**Entries shown**
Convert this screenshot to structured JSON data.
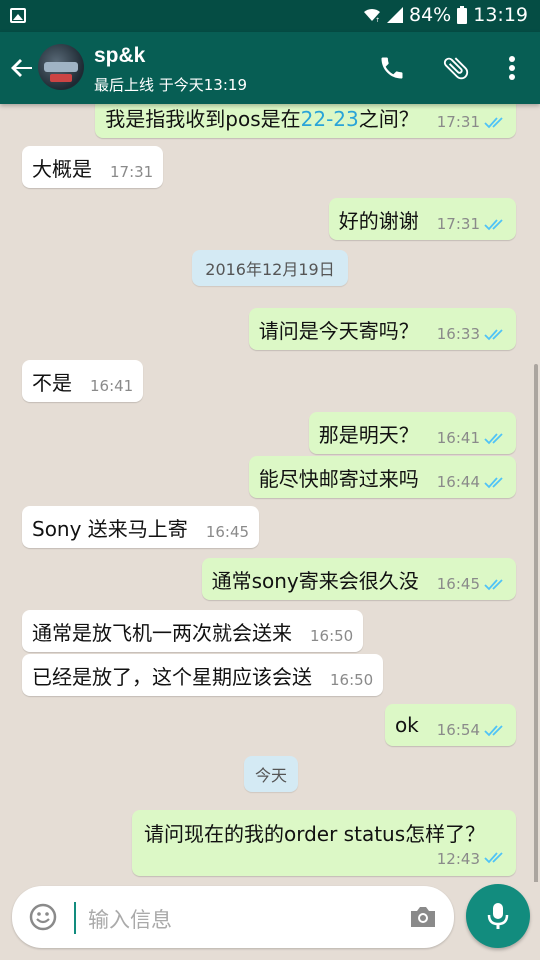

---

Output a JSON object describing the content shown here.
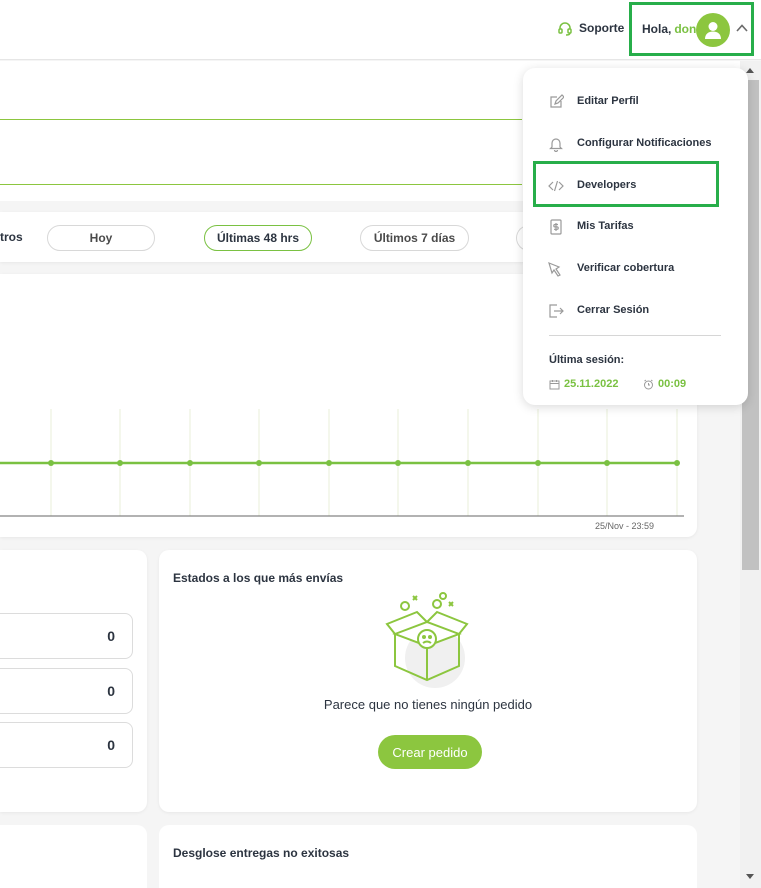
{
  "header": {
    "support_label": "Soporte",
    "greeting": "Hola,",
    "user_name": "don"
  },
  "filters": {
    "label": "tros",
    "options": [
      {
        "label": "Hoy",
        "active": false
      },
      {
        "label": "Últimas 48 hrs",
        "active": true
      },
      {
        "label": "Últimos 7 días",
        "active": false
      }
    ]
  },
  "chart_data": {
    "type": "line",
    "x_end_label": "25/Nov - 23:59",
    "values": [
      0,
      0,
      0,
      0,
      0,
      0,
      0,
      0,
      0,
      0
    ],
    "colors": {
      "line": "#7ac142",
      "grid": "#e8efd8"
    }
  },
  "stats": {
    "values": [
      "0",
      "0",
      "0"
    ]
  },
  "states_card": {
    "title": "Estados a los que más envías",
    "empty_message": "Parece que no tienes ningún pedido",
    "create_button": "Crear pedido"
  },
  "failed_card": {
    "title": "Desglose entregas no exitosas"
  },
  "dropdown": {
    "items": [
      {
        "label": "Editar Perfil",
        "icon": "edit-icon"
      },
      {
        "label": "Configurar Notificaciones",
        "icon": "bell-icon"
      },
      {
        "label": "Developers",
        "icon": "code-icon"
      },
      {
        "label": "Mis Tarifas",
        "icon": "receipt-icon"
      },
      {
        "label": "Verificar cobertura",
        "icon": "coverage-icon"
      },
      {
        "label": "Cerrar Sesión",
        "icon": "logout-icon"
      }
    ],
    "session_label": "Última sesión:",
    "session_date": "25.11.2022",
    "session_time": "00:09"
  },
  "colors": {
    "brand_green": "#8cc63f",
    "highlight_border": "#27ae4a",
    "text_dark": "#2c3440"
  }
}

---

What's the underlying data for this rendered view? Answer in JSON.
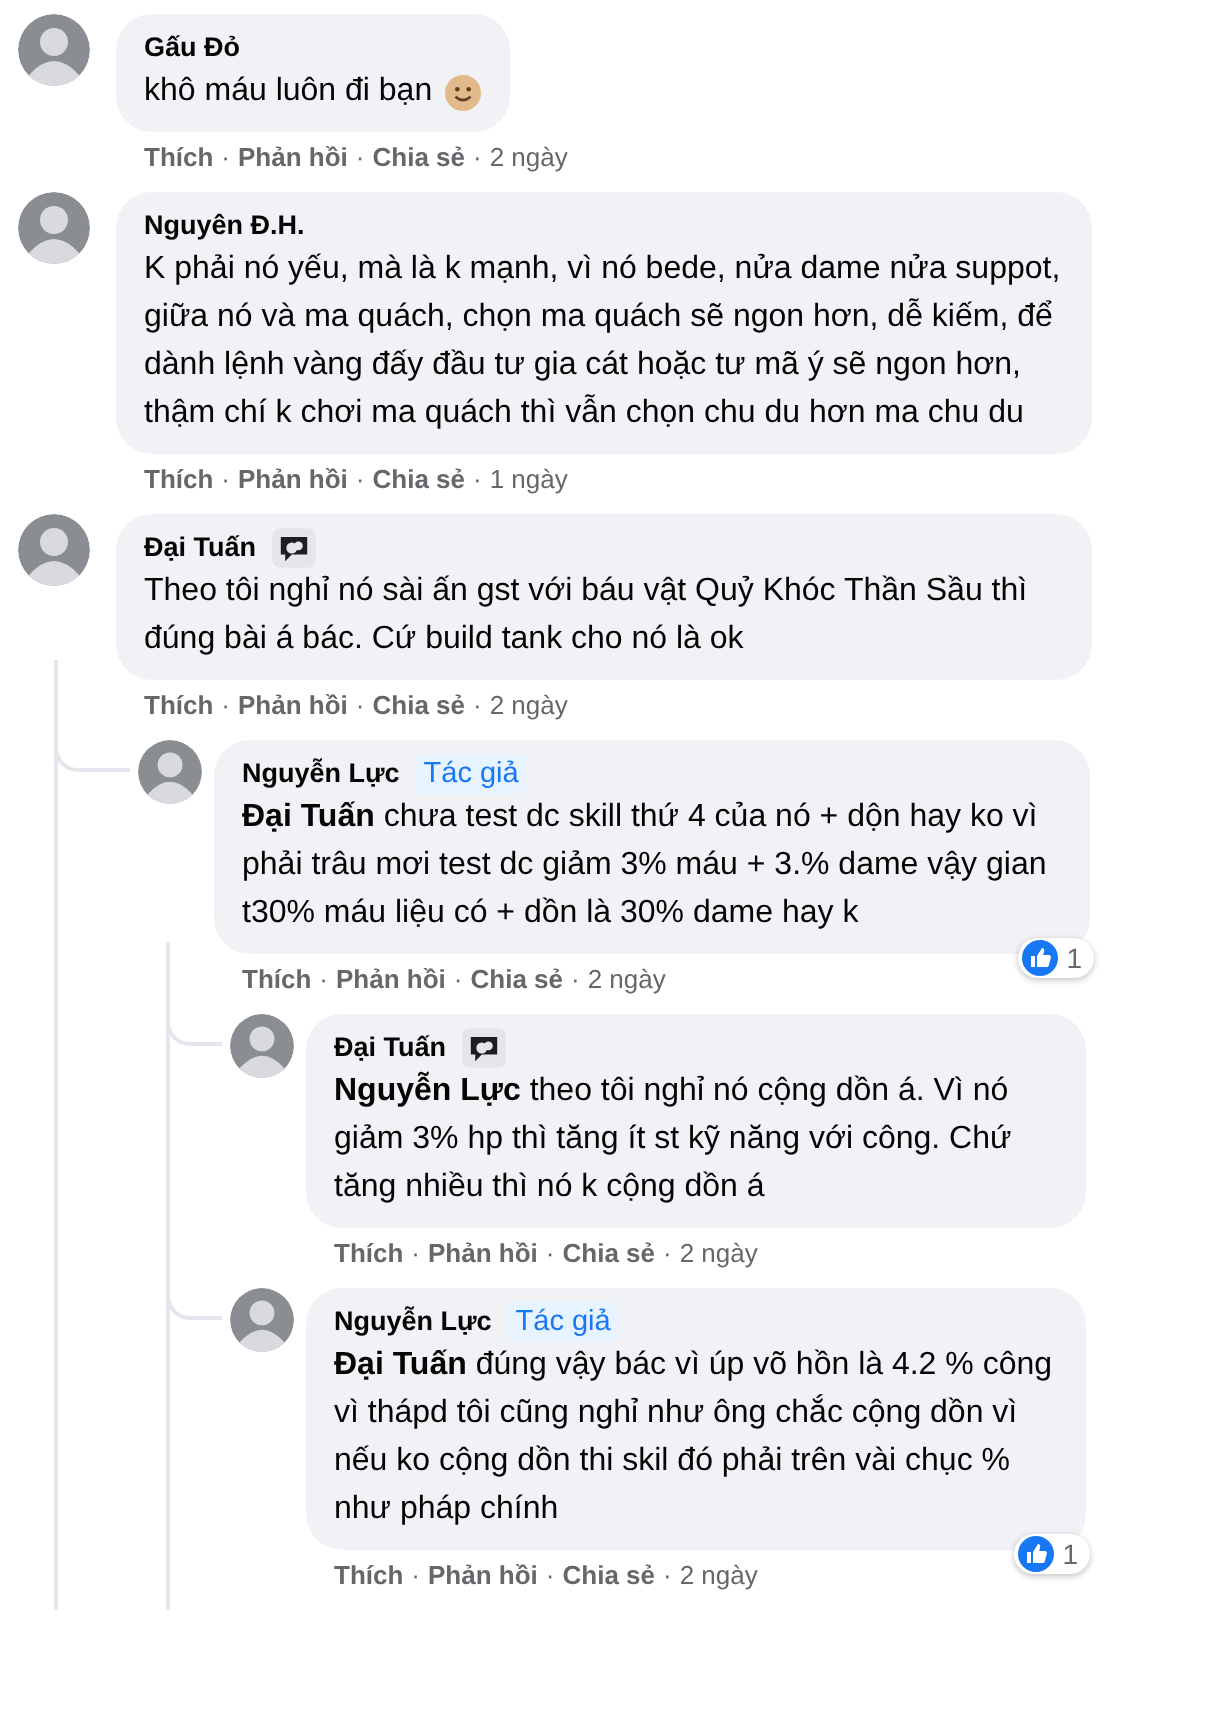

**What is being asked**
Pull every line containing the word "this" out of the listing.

**Finished task**
Convert this screenshot to structured JSON data.
What's the underlying data for this rendered view? Answer in JSON.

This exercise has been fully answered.